Instead of using the usual Chinese character , he uses manyo-gana.
buddhist dating sites
The first workshop of the project was held at Stanford during summer A second workshop took place at Munich in summer For more information, e-mail buddhiststudies stanford.
The Golden Pavilion. Zen Buddhist temple dating back to Kyoto Japan. Gold was symbolically meant to remove the negativity surrounding death. 79w.
Eido Shimano, the Japanese Zen Buddhist monk whose exploitative relationships with female followers over a fifty-year period were to tear apart the American Buddhist community, arrived in the United States in August , at the age of 27, to study at the University of Hawaii. He moved in with Bob Aitken, a Zen teacher who had first been exposed to Zen as a prisoner of war in a Japanese camp, afterwards studying with leading Japanese masters.
Until the women he serially abused finally began to speak out, in the last two years or so, Shimano was a pillar—the pillar—of the New York City community of Zen Buddhists. This note, haunting in retrospect, foreshadows all the abuse that was to come. This coincidence was passed along to Dr. Linus Pauling Jr. Further, I was concerned about protecting the two women. He even flew to Japan to consult with his own teachers, the legendary Nakagawa and Yasutani—neither of whom, it turns out, doubted that Shimano was capable of sleeping around, but both of whom seemed unwilling to accept that this behavior was really a problem.
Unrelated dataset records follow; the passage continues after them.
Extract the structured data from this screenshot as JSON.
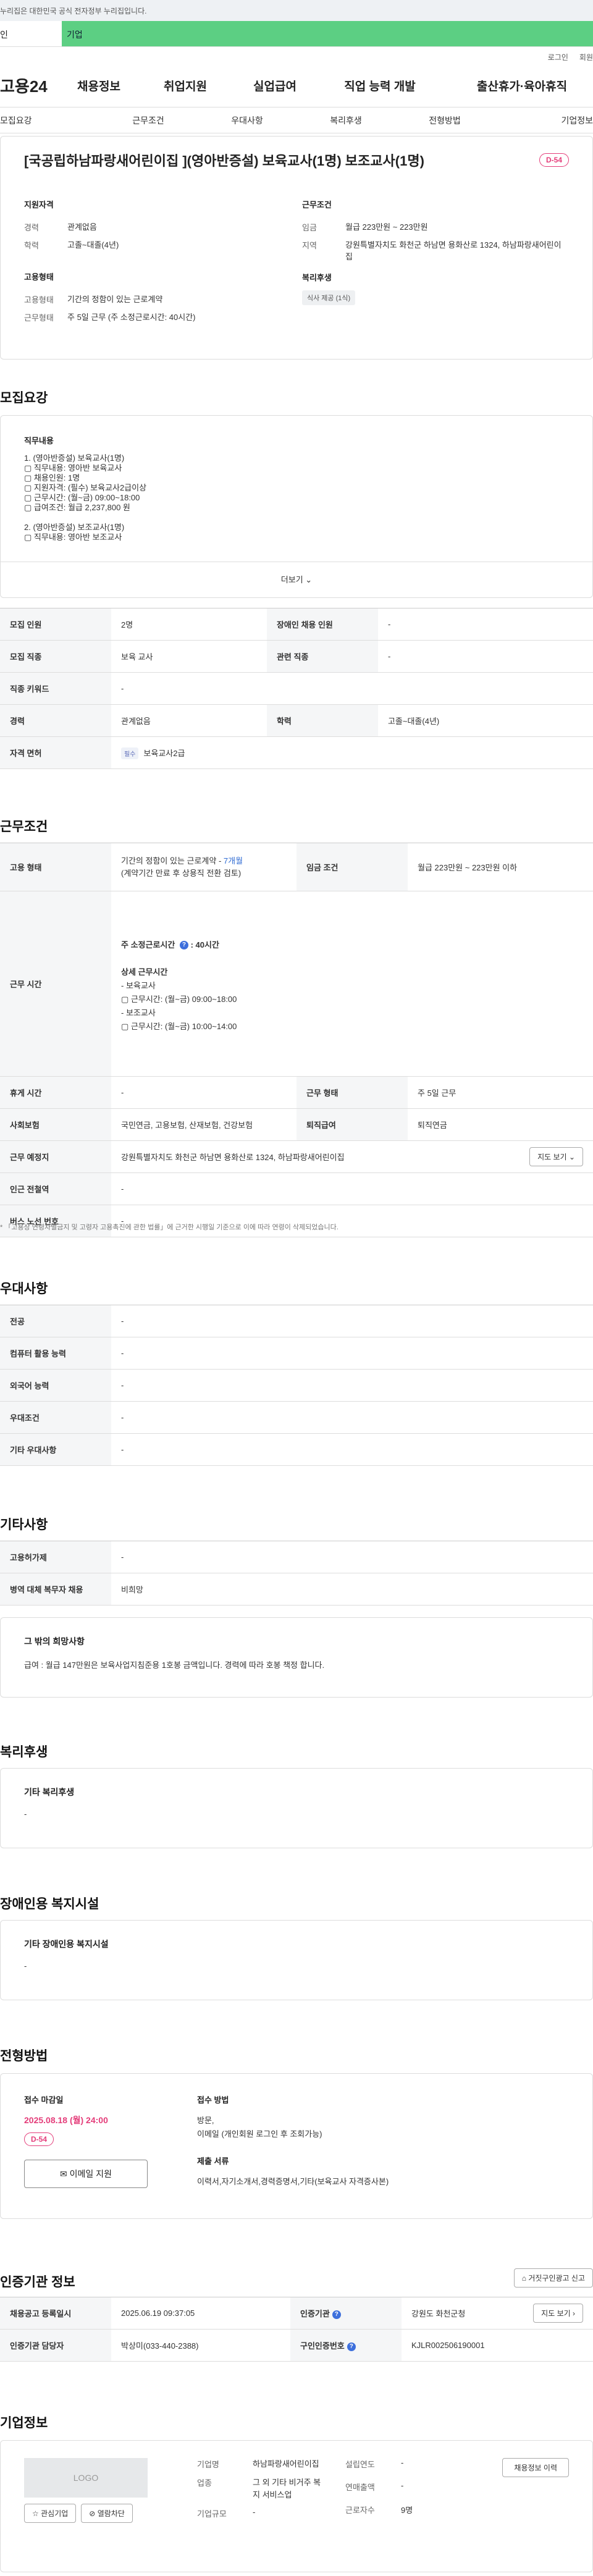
{
  "gov_banner": "누리집은 대한민국 공식 전자정부 누리집입니다.",
  "user_tabs": [
    "인",
    "기업"
  ],
  "util": [
    "로그인",
    "회원"
  ],
  "logo": "고용24",
  "gnb": [
    "채용정보",
    "취업지원",
    "실업급여",
    "직업 능력 개발",
    "출산휴가·육아휴직"
  ],
  "subnav": [
    "모집요강",
    "근무조건",
    "우대사항",
    "복리후생",
    "전형방법",
    "기업정보"
  ],
  "title": "[국공립하남파랑새어린이집 ](영아반증설) 보육교사(1명) 보조교사(1명)",
  "dday": "D-54",
  "summary": {
    "qual_title": "지원자격",
    "qual": [
      {
        "k": "경력",
        "v": "관계없음"
      },
      {
        "k": "학력",
        "v": "고졸~대졸(4년)"
      }
    ],
    "cond_title": "근무조건",
    "cond": [
      {
        "k": "임금",
        "v": "월급 223만원 ~ 223만원"
      },
      {
        "k": "지역",
        "v": "강원특별자치도 화천군 하남면 용화산로 1324, 하남파랑새어린이집"
      }
    ],
    "emp_title": "고용형태",
    "emp": [
      {
        "k": "고용형태",
        "v": "기간의 정함이 있는 근로계약"
      },
      {
        "k": "근무형태",
        "v": "주 5일 근무 (주 소정근로시간: 40시간)"
      }
    ],
    "welfare_title": "복리후생",
    "welfare_chip": "식사 제공 (1식)"
  },
  "s_recruit": "모집요강",
  "job_desc": {
    "title": "직무내용",
    "lines": [
      "1. (영아반증설) 보육교사(1명)",
      "▢ 직무내용: 영아반 보육교사",
      "▢ 채용인원: 1명",
      "▢ 지원자격: (필수) 보육교사2급이상",
      "▢ 근무시간: (월~금) 09:00~18:00",
      "▢ 급여조건: 월급 2,237,800 원",
      "",
      "2. (영아반증설) 보조교사(1명)",
      "▢ 직무내용: 영아반 보조교사"
    ],
    "more": "더보기"
  },
  "recruit_table": [
    [
      "모집 인원",
      "2명",
      "장애인 채용 인원",
      "-"
    ],
    [
      "모집 직종",
      "보육 교사",
      "관련 직종",
      "-"
    ],
    [
      "직종 키워드",
      "-"
    ],
    [
      "경력",
      "관계없음",
      "학력",
      "고졸~대졸(4년)"
    ],
    [
      "자격 면허",
      "필수",
      "보육교사2급"
    ]
  ],
  "s_work": "근무조건",
  "work": {
    "emp_type_label": "고용 형태",
    "emp_type": "기간의 정함이 있는 근로계약",
    "emp_months": "7개월",
    "emp_sub": "(계약기간 만료 후 상용직 전환 검토)",
    "wage_label": "임금 조건",
    "wage": "월급 223만원 ~ 223만원 이하",
    "hours_label": "근무 시간",
    "hours_week": "주 소정근로시간",
    "hours_val": ": 40시간",
    "hours_detail_title": "상세 근무시간",
    "hours_detail": [
      "- 보육교사",
      "▢ 근무시간: (월~금) 09:00~18:00",
      "- 보조교사",
      "▢ 근무시간: (월~금) 10:00~14:00"
    ],
    "rest_label": "휴게 시간",
    "rest": "-",
    "form_label": "근무 형태",
    "form": "주 5일 근무",
    "ins_label": "사회보험",
    "ins": "국민연금, 고용보험, 산재보험, 건강보험",
    "sev_label": "퇴직급여",
    "sev": "퇴직연금",
    "loc_label": "근무 예정지",
    "loc": "강원특별자치도 화천군 하남면 용화산로 1324, 하남파랑새어린이집",
    "map_btn": "지도 보기",
    "subway_label": "인근 전철역",
    "subway": "-",
    "bus_label": "버스 노선 번호",
    "bus": "-",
    "note": "「고용상 연령차별금지 및 고령자 고용촉진에 관한 법률」에 근거한 시행일 기준으로 이에 따라 연령이 삭제되었습니다."
  },
  "s_pref": "우대사항",
  "pref": [
    [
      "전공",
      "-"
    ],
    [
      "컴퓨터 활용 능력",
      "-"
    ],
    [
      "외국어 능력",
      "-"
    ],
    [
      "우대조건",
      "-"
    ],
    [
      "기타 우대사항",
      "-"
    ]
  ],
  "s_etc": "기타사항",
  "etc": [
    [
      "고용허가제",
      "-"
    ],
    [
      "병역 대체 복무자 채용",
      "비희망"
    ]
  ],
  "etc_card": {
    "title": "그 밖의 희망사항",
    "text": "급여 : 월급 147만원은 보육사업지침준용 1호봉 금액입니다. 경력에 따라 호봉 책정 합니다."
  },
  "s_welfare": "복리후생",
  "welfare_card": {
    "title": "기타 복리후생",
    "text": "-"
  },
  "s_disabled": "장애인용 복지시설",
  "disabled_card": {
    "title": "기타 장애인용 복지시설",
    "text": "-"
  },
  "s_method": "전형방법",
  "method": {
    "deadline_title": "접수 마감일",
    "deadline": "2025.08.18 (월) 24:00",
    "dday": "D-54",
    "email_btn": "이메일 지원",
    "apply_title": "접수 방법",
    "apply": [
      "방문,",
      "이메일 (개인회원 로그인 후 조회가능)"
    ],
    "docs_title": "제출 서류",
    "docs": "이력서,자기소개서,경력증명서,기타(보육교사 자격증사본)"
  },
  "s_cert": "인증기관 정보",
  "report_btn": "거짓구인광고 신고",
  "cert": {
    "reg_label": "채용공고 등록일시",
    "reg": "2025.06.19 09:37:05",
    "org_label": "인증기관",
    "org": "강원도 화천군청",
    "map_btn": "지도 보기",
    "mgr_label": "인증기관 담당자",
    "mgr": "박상미(033-440-2388)",
    "num_label": "구인인증번호",
    "num": "KJLR002506190001"
  },
  "s_company": "기업정보",
  "company": {
    "logo": "LOGO",
    "fav_btn": "관심기업",
    "block_btn": "열람차단",
    "name_label": "기업명",
    "name": "하남파랑새어린이집",
    "ind_label": "업종",
    "ind": "그 외 기타 비거주 복지 서비스업",
    "size_label": "기업규모",
    "size": "-",
    "found_label": "설립연도",
    "found": "-",
    "sales_label": "연매출액",
    "sales": "-",
    "emp_label": "근로자수",
    "emp": "9명",
    "jobs_btn": "채용정보 이력"
  }
}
Aitken never went public with what he knew about Shimano, not in , and not for the next half century until his death. Tormented, Robert Aitken saved his correspondence with and about Shimano. In , Aitken gave the papers to the University of Hawaii at Manoa, and in , just after his 90th birthday, he agreed to allow public access to the papers he had been saving for 45 years. The papers might have just sat in boxes at the university archives in Manoa had not a former Shimano follower, a Zen priest named Kobutsu Malone, requested that photocopies of the entire archive be sent to his home in rural Maine.
By , when he was able to get the papers, Malone had developed an obsessive grudge against Shimano. He got married there in July of , and had a son, Sean, in
How to Use the Buddhist Concept of “Right Effort” to Have a Better Dating Life
As Lindsay and her friend set out to investigate the dharma of online dating, Susan chimed with some ideas. In online dating, we are taking our vulnerable parts and putting it all out there for people who could be the flakiest people ever. How do we navigate that and not take it personally? There is no way to not take all of it personally. This is the most personal space, period.
We are part of an unbroken lineage dating back to the time of Shakyamuni Buddha, over years ago. We invite you to join us! Beginners and experienced.
Hinduism is patriarchal. No doubt about it. But Buddhism? It is not the first religion that comes to mind when we talk about misogyny. The assumption is that Buddhism is rational, modern, agnostic, and liberal in matters of gender and sexuality. Book after book has conditioned us to see the celibate and chaste Buddha as a kind of androgynous, asexual, gentle sage with a beatific smile. Yet, some of the earliest and most systematic documentation of rejection of female sexuality in Indian literature is from Buddhist scriptures, especially the rules of monastic discipline Vinaya Pitaka , traditionally attributed to the Buddha himself.
Initially, none of these strictures were codified.